Maybe, just maybe, those white male policy experts, bloggers, and self-promoters extraordinaire at the YearlyKos convention that I described two days ago have more time and money than they can wisely spend. Therefore they are more likely to have the luxury of attending a convention such as this. Perhaps, on a whimsical note, female and minority bloggers have better sense, so they stay home and get important work done. They are reluctant to waste valuable resources. Attending a convention/networking opportunity may offer some benefits, but is hardly a prerequisite to blogging.

In defense of those who did attend, perhaps white male bloggers are more aggressive in their marketing and self-promotion techniques. That would explain why they attend this annual Internet ritual and in the process, drive more traffic and attention to their websites.

Assuming the Washington Post is right, however, maybe proponents of natural selection are correct in their presumption that women are the more, perhaps overly sensitive gender.

This would not explain the lack of minority representation in the blogosphere. But it could help explain the paucity of women bloggers.

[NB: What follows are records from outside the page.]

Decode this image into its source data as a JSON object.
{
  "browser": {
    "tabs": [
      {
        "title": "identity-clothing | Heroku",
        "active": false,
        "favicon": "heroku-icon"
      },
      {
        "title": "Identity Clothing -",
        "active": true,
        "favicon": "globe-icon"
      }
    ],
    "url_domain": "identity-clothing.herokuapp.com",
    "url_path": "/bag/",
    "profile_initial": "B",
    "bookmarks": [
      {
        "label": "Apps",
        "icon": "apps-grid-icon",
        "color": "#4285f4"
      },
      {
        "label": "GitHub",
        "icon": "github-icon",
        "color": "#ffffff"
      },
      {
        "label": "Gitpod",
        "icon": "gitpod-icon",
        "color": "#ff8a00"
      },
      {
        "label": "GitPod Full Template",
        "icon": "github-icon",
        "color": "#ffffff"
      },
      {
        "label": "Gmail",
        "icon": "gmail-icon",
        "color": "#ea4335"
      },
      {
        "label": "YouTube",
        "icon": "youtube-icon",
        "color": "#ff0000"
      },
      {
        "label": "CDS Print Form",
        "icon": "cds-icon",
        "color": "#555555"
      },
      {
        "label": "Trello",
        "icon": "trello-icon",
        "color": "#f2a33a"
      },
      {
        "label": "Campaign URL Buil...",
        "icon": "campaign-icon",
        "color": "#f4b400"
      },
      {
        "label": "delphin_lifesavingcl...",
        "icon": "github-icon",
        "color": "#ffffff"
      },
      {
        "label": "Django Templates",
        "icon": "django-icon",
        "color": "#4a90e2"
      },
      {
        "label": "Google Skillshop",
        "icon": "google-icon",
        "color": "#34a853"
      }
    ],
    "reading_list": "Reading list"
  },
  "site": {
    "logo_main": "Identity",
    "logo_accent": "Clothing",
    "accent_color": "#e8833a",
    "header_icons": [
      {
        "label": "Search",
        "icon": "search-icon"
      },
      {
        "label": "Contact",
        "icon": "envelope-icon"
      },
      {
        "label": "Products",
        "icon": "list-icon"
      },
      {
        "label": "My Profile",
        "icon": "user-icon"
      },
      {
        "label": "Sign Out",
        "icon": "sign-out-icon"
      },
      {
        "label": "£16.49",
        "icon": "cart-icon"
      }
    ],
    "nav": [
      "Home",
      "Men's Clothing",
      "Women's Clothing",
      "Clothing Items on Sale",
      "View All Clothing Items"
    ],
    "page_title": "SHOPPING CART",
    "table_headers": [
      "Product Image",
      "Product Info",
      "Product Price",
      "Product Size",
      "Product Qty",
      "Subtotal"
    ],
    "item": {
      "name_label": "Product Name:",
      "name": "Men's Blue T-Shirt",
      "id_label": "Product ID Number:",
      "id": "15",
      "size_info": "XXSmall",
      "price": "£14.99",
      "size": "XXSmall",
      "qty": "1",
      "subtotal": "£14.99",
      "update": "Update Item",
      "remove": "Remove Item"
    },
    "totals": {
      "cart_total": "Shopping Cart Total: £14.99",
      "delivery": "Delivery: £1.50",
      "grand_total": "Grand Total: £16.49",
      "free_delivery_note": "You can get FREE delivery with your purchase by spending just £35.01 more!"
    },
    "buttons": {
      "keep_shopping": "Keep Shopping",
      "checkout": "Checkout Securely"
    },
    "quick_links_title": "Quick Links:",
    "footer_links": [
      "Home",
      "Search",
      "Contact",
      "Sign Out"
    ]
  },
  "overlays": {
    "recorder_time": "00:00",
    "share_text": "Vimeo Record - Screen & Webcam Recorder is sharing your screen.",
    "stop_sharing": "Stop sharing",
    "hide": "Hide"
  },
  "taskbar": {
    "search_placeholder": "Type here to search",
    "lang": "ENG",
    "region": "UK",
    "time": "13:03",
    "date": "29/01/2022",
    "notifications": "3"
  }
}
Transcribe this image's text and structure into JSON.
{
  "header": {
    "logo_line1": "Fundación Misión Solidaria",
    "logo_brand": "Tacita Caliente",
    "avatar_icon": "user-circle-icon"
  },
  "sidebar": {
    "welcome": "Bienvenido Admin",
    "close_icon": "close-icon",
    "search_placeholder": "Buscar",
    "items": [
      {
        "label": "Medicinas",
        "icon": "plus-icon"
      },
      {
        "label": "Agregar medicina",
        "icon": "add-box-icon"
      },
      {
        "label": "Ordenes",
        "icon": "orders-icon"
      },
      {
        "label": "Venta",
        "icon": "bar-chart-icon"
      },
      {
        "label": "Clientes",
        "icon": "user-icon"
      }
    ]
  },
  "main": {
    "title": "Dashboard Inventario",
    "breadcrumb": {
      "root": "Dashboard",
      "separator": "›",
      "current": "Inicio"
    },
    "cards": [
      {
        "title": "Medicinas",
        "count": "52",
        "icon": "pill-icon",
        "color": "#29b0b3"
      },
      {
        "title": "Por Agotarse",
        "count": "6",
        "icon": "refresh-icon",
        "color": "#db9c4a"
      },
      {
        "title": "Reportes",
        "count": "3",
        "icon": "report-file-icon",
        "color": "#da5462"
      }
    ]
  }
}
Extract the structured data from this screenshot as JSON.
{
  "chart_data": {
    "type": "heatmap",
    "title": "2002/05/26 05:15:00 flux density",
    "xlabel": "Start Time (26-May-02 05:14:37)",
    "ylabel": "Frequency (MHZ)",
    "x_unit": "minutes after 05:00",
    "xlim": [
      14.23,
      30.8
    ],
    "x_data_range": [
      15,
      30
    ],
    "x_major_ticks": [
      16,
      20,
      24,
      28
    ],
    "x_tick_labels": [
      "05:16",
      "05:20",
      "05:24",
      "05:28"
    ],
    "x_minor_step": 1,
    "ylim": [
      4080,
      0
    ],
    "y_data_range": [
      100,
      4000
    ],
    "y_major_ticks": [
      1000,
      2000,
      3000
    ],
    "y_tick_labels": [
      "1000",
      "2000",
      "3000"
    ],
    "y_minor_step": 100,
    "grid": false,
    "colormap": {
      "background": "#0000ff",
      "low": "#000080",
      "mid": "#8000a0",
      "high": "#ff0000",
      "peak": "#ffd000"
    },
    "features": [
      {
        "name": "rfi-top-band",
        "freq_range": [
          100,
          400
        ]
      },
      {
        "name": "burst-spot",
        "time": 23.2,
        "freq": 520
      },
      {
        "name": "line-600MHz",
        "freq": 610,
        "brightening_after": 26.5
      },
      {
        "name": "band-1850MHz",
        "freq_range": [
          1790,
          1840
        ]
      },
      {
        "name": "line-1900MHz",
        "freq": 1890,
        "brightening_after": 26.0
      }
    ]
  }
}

The Post reported, "A panel called 'Blogging While Female'...was an aberration...[with] an overflow room of about 75 (in attendance) mostly women, a few of them minorities. 'How many of the women in the audience blog?' asked a panelist. Nearly three-fourths of those present raised their hands. 'How many of you get harassed?' The hands stayed up. They complain of being harassed online for their views on issues such as abortion rights."

Maybe men and women have different definitions of "harassment." As someone who has written often on tough topics such as abortion rights and gun control, I've been the target of myriad unpleasant E-mails. Maybe other women would read these messages as threatening or harassing and give up. I just hit the delete button and move on. Maybe women bloggers should adopt a more "male" attitude to achieve equality in the blogosphere.

My final thought is, perhaps we are a nation that is woefully uniform in our political thinking. Maybe Ralph Nader was right and there isn't much variance between Republicans and Democrats, liberals and conservatives. Maybe liberal men think like liberal women. Therefore liberal male bloggers stand in for or represent the views of women bloggers, so we truly have achieved the plurality we seek, although it is not labeled as such. The same would be true for bloggers of color and for conservative bloggers, no matter what gender or color. Ah, what a sorry state of affairs that would be.